(ENTRIES SHOWN):
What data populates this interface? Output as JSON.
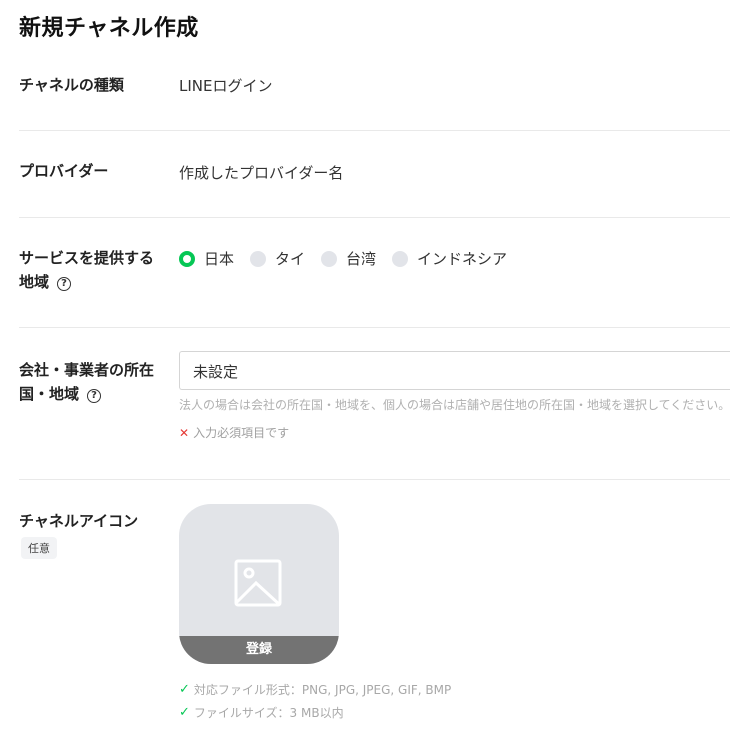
{
  "page": {
    "title": "新規チャネル作成"
  },
  "channel_type": {
    "label": "チャネルの種類",
    "value": "LINEログイン"
  },
  "provider": {
    "label": "プロバイダー",
    "value": "作成したプロバイダー名"
  },
  "region": {
    "label_line1": "サービスを提供する",
    "label_line2": "地域",
    "options": [
      {
        "label": "日本",
        "checked": true
      },
      {
        "label": "タイ",
        "checked": false
      },
      {
        "label": "台湾",
        "checked": false
      },
      {
        "label": "インドネシア",
        "checked": false
      }
    ]
  },
  "company_country": {
    "label_line1": "会社・事業者の所在",
    "label_line2": "国・地域",
    "selected": "未設定",
    "hint": "法人の場合は会社の所在国・地域を、個人の場合は店舗や居住地の所在国・地域を選択してください。",
    "error": "入力必須項目です"
  },
  "channel_icon": {
    "label": "チャネルアイコン",
    "badge": "任意",
    "register_label": "登録",
    "requirements": [
      "対応ファイル形式：PNG, JPG, JPEG, GIF, BMP",
      "ファイルサイズ：3 MB以内"
    ]
  },
  "help_glyph": "?",
  "error_glyph": "✕",
  "check_glyph": "✓",
  "colors": {
    "accent_green": "#06c755",
    "error_red": "#e53935"
  }
}
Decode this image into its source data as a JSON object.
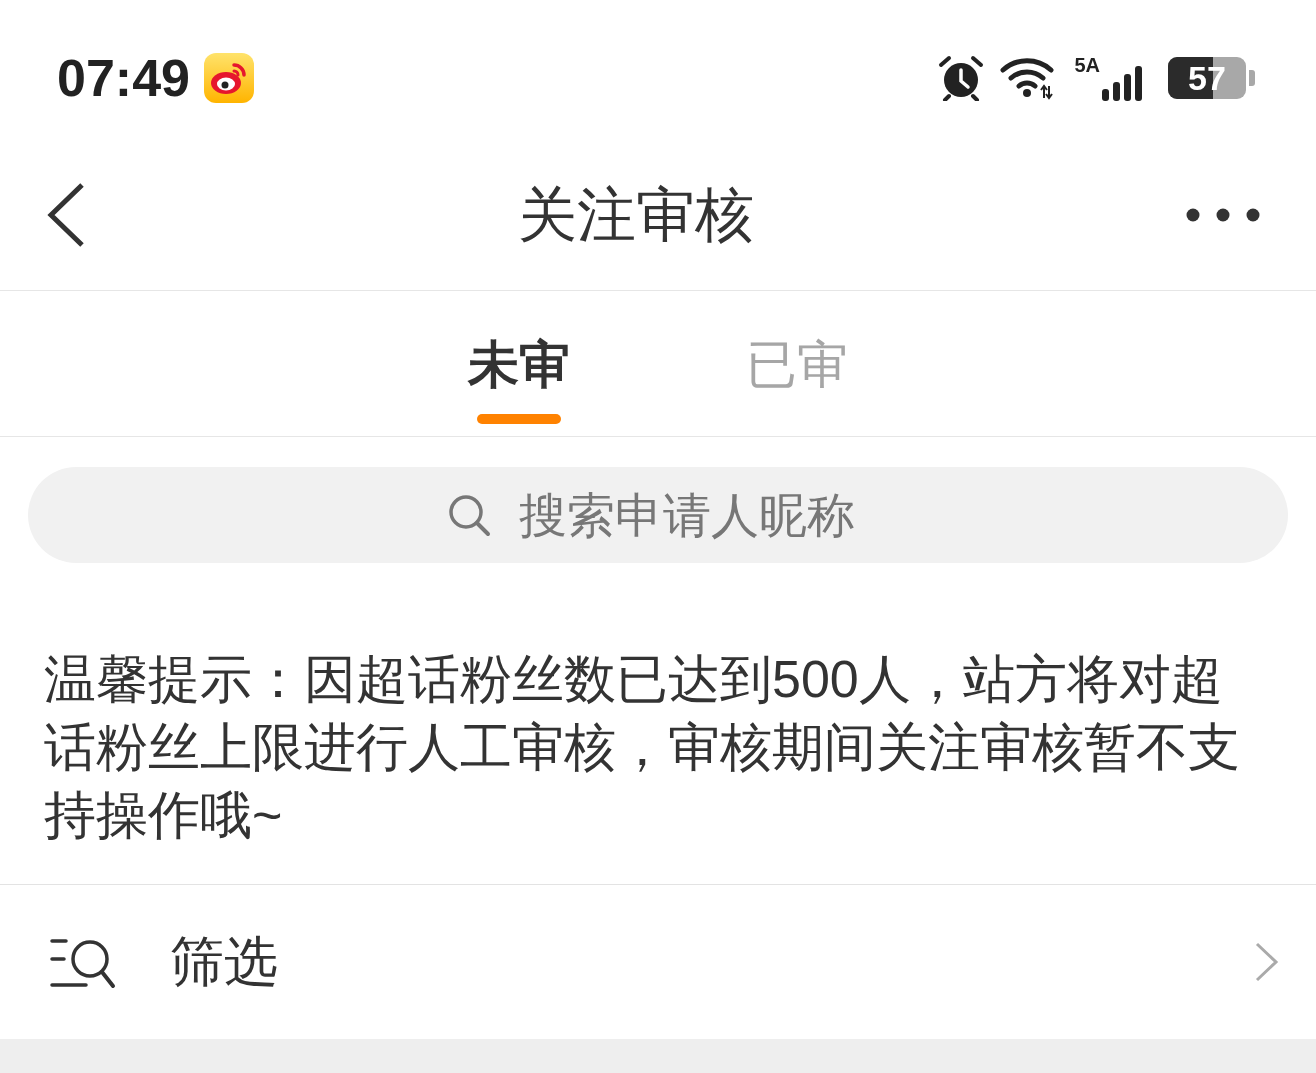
{
  "status_bar": {
    "time": "07:49",
    "network": "5A",
    "battery": "57"
  },
  "nav": {
    "title": "关注审核"
  },
  "tabs": [
    {
      "label": "未审",
      "selected": true
    },
    {
      "label": "已审",
      "selected": false
    }
  ],
  "search": {
    "placeholder": "搜索申请人昵称"
  },
  "notice": "温馨提示：因超话粉丝数已达到500人，站方将对超话粉丝上限进行人工审核，审核期间关注审核暂不支持操作哦~",
  "filter": {
    "label": "筛选"
  }
}
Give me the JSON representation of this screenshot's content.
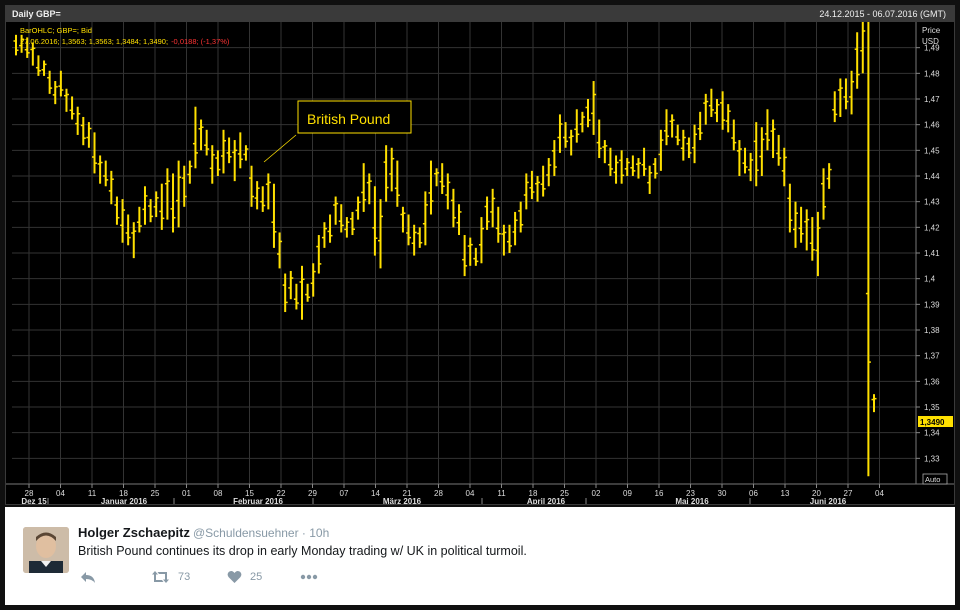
{
  "chart": {
    "header_left": "Daily GBP=",
    "header_right": "24.12.2015 - 06.07.2016 (GMT)",
    "legend_line1": "BarOHLC; GBP=; Bid",
    "legend_line2_main": "27.06.2016; 1,3563; 1,3563; 1,3484; 1,3490;",
    "legend_line2_change": "-0,0188; (-1,37%)",
    "annotation": "British Pound",
    "axis_title_1": "Price",
    "axis_title_2": "USD",
    "last_price_label": "1,3490",
    "auto_label": "Auto",
    "colors": {
      "bars": "#ffe000",
      "background": "#000000",
      "grid": "#3a3a3a",
      "change_negative": "#ff3333"
    }
  },
  "chart_data": {
    "type": "bar",
    "series": [
      {
        "name": "GBP=",
        "type": "ohlc"
      }
    ],
    "ylim": [
      1.32,
      1.5
    ],
    "y_ticks": [
      "1,49",
      "1,48",
      "1,47",
      "1,46",
      "1,45",
      "1,44",
      "1,43",
      "1,42",
      "1,41",
      "1,4",
      "1,39",
      "1,38",
      "1,37",
      "1,36",
      "1,35",
      "1,34",
      "1,33"
    ],
    "x_tick_labels": [
      "28",
      "04",
      "11",
      "18",
      "25",
      "01",
      "08",
      "15",
      "22",
      "29",
      "07",
      "14",
      "21",
      "28",
      "04",
      "11",
      "18",
      "25",
      "02",
      "09",
      "16",
      "23",
      "30",
      "06",
      "13",
      "20",
      "27",
      "04"
    ],
    "months": [
      "Dez 15",
      "Januar 2016",
      "Februar 2016",
      "März 2016",
      "April 2016",
      "Mai 2016",
      "Juni 2016"
    ],
    "bars": [
      {
        "h": 1.495,
        "l": 1.487
      },
      {
        "h": 1.495,
        "l": 1.488
      },
      {
        "h": 1.494,
        "l": 1.486
      },
      {
        "h": 1.492,
        "l": 1.483
      },
      {
        "h": 1.487,
        "l": 1.479
      },
      {
        "h": 1.485,
        "l": 1.479
      },
      {
        "h": 1.481,
        "l": 1.472
      },
      {
        "h": 1.477,
        "l": 1.468
      },
      {
        "h": 1.481,
        "l": 1.471
      },
      {
        "h": 1.474,
        "l": 1.465
      },
      {
        "h": 1.471,
        "l": 1.462
      },
      {
        "h": 1.467,
        "l": 1.456
      },
      {
        "h": 1.463,
        "l": 1.452
      },
      {
        "h": 1.461,
        "l": 1.451
      },
      {
        "h": 1.457,
        "l": 1.441
      },
      {
        "h": 1.448,
        "l": 1.437
      },
      {
        "h": 1.446,
        "l": 1.436
      },
      {
        "h": 1.442,
        "l": 1.429
      },
      {
        "h": 1.432,
        "l": 1.421
      },
      {
        "h": 1.431,
        "l": 1.414
      },
      {
        "h": 1.425,
        "l": 1.413
      },
      {
        "h": 1.422,
        "l": 1.408
      },
      {
        "h": 1.428,
        "l": 1.418
      },
      {
        "h": 1.436,
        "l": 1.421
      },
      {
        "h": 1.431,
        "l": 1.422
      },
      {
        "h": 1.434,
        "l": 1.424
      },
      {
        "h": 1.437,
        "l": 1.419
      },
      {
        "h": 1.443,
        "l": 1.423
      },
      {
        "h": 1.441,
        "l": 1.418
      },
      {
        "h": 1.446,
        "l": 1.42
      },
      {
        "h": 1.444,
        "l": 1.428
      },
      {
        "h": 1.446,
        "l": 1.437
      },
      {
        "h": 1.467,
        "l": 1.443
      },
      {
        "h": 1.462,
        "l": 1.45
      },
      {
        "h": 1.458,
        "l": 1.448
      },
      {
        "h": 1.452,
        "l": 1.437
      },
      {
        "h": 1.45,
        "l": 1.44
      },
      {
        "h": 1.458,
        "l": 1.441
      },
      {
        "h": 1.455,
        "l": 1.445
      },
      {
        "h": 1.454,
        "l": 1.438
      },
      {
        "h": 1.457,
        "l": 1.443
      },
      {
        "h": 1.452,
        "l": 1.446
      },
      {
        "h": 1.444,
        "l": 1.428
      },
      {
        "h": 1.438,
        "l": 1.427
      },
      {
        "h": 1.436,
        "l": 1.426
      },
      {
        "h": 1.441,
        "l": 1.427
      },
      {
        "h": 1.437,
        "l": 1.412
      },
      {
        "h": 1.418,
        "l": 1.404
      },
      {
        "h": 1.402,
        "l": 1.387
      },
      {
        "h": 1.403,
        "l": 1.392
      },
      {
        "h": 1.398,
        "l": 1.388
      },
      {
        "h": 1.405,
        "l": 1.384
      },
      {
        "h": 1.398,
        "l": 1.391
      },
      {
        "h": 1.406,
        "l": 1.393
      },
      {
        "h": 1.417,
        "l": 1.402
      },
      {
        "h": 1.422,
        "l": 1.412
      },
      {
        "h": 1.425,
        "l": 1.414
      },
      {
        "h": 1.432,
        "l": 1.421
      },
      {
        "h": 1.429,
        "l": 1.418
      },
      {
        "h": 1.424,
        "l": 1.416
      },
      {
        "h": 1.426,
        "l": 1.417
      },
      {
        "h": 1.432,
        "l": 1.423
      },
      {
        "h": 1.445,
        "l": 1.426
      },
      {
        "h": 1.441,
        "l": 1.429
      },
      {
        "h": 1.436,
        "l": 1.409
      },
      {
        "h": 1.431,
        "l": 1.404
      },
      {
        "h": 1.452,
        "l": 1.43
      },
      {
        "h": 1.451,
        "l": 1.434
      },
      {
        "h": 1.446,
        "l": 1.428
      },
      {
        "h": 1.428,
        "l": 1.418
      },
      {
        "h": 1.425,
        "l": 1.413
      },
      {
        "h": 1.421,
        "l": 1.409
      },
      {
        "h": 1.42,
        "l": 1.412
      },
      {
        "h": 1.434,
        "l": 1.413
      },
      {
        "h": 1.446,
        "l": 1.425
      },
      {
        "h": 1.443,
        "l": 1.436
      },
      {
        "h": 1.445,
        "l": 1.433
      },
      {
        "h": 1.441,
        "l": 1.427
      },
      {
        "h": 1.435,
        "l": 1.42
      },
      {
        "h": 1.429,
        "l": 1.417
      },
      {
        "h": 1.417,
        "l": 1.401
      },
      {
        "h": 1.416,
        "l": 1.405
      },
      {
        "h": 1.412,
        "l": 1.405
      },
      {
        "h": 1.424,
        "l": 1.406
      },
      {
        "h": 1.432,
        "l": 1.419
      },
      {
        "h": 1.435,
        "l": 1.42
      },
      {
        "h": 1.428,
        "l": 1.414
      },
      {
        "h": 1.421,
        "l": 1.409
      },
      {
        "h": 1.421,
        "l": 1.41
      },
      {
        "h": 1.426,
        "l": 1.413
      },
      {
        "h": 1.43,
        "l": 1.418
      },
      {
        "h": 1.441,
        "l": 1.427
      },
      {
        "h": 1.442,
        "l": 1.431
      },
      {
        "h": 1.44,
        "l": 1.43
      },
      {
        "h": 1.444,
        "l": 1.432
      },
      {
        "h": 1.447,
        "l": 1.436
      },
      {
        "h": 1.454,
        "l": 1.44
      },
      {
        "h": 1.464,
        "l": 1.449
      },
      {
        "h": 1.461,
        "l": 1.451
      },
      {
        "h": 1.458,
        "l": 1.448
      },
      {
        "h": 1.466,
        "l": 1.453
      },
      {
        "h": 1.465,
        "l": 1.457
      },
      {
        "h": 1.47,
        "l": 1.459
      },
      {
        "h": 1.477,
        "l": 1.456
      },
      {
        "h": 1.462,
        "l": 1.447
      },
      {
        "h": 1.454,
        "l": 1.445
      },
      {
        "h": 1.451,
        "l": 1.44
      },
      {
        "h": 1.448,
        "l": 1.437
      },
      {
        "h": 1.45,
        "l": 1.437
      },
      {
        "h": 1.447,
        "l": 1.44
      },
      {
        "h": 1.448,
        "l": 1.44
      },
      {
        "h": 1.447,
        "l": 1.439
      },
      {
        "h": 1.451,
        "l": 1.44
      },
      {
        "h": 1.444,
        "l": 1.433
      },
      {
        "h": 1.447,
        "l": 1.439
      },
      {
        "h": 1.458,
        "l": 1.442
      },
      {
        "h": 1.466,
        "l": 1.452
      },
      {
        "h": 1.464,
        "l": 1.455
      },
      {
        "h": 1.46,
        "l": 1.452
      },
      {
        "h": 1.458,
        "l": 1.446
      },
      {
        "h": 1.455,
        "l": 1.447
      },
      {
        "h": 1.46,
        "l": 1.445
      },
      {
        "h": 1.465,
        "l": 1.454
      },
      {
        "h": 1.472,
        "l": 1.46
      },
      {
        "h": 1.474,
        "l": 1.463
      },
      {
        "h": 1.47,
        "l": 1.461
      },
      {
        "h": 1.473,
        "l": 1.458
      },
      {
        "h": 1.468,
        "l": 1.457
      },
      {
        "h": 1.462,
        "l": 1.45
      },
      {
        "h": 1.454,
        "l": 1.44
      },
      {
        "h": 1.451,
        "l": 1.441
      },
      {
        "h": 1.449,
        "l": 1.438
      },
      {
        "h": 1.461,
        "l": 1.436
      },
      {
        "h": 1.459,
        "l": 1.44
      },
      {
        "h": 1.466,
        "l": 1.45
      },
      {
        "h": 1.462,
        "l": 1.447
      },
      {
        "h": 1.456,
        "l": 1.444
      },
      {
        "h": 1.451,
        "l": 1.436
      },
      {
        "h": 1.437,
        "l": 1.418
      },
      {
        "h": 1.43,
        "l": 1.412
      },
      {
        "h": 1.428,
        "l": 1.414
      },
      {
        "h": 1.427,
        "l": 1.411
      },
      {
        "h": 1.424,
        "l": 1.407
      },
      {
        "h": 1.426,
        "l": 1.401
      },
      {
        "h": 1.443,
        "l": 1.423
      },
      {
        "h": 1.445,
        "l": 1.435
      },
      {
        "h": 1.473,
        "l": 1.461
      },
      {
        "h": 1.478,
        "l": 1.463
      },
      {
        "h": 1.478,
        "l": 1.466
      },
      {
        "h": 1.481,
        "l": 1.464
      },
      {
        "h": 1.496,
        "l": 1.474
      },
      {
        "h": 1.502,
        "l": 1.48
      },
      {
        "h": 1.501,
        "l": 1.323
      },
      {
        "h": 1.355,
        "l": 1.348
      }
    ]
  },
  "tweet": {
    "name": "Holger Zschaepitz",
    "handle": "@Schuldensuehner · 10h",
    "text": "British Pound continues its drop in early Monday trading w/ UK in political turmoil.",
    "retweets": "73",
    "likes": "25",
    "icons": [
      "reply-icon",
      "retweet-icon",
      "heart-icon",
      "more-icon"
    ]
  }
}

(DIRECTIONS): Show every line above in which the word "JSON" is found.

(RESPONSE FOR THIS EXERCISE):
What data populates this interface? Output as JSON.
Decode this image into its source data as a JSON object.
Give me the JSON representation of this screenshot's content.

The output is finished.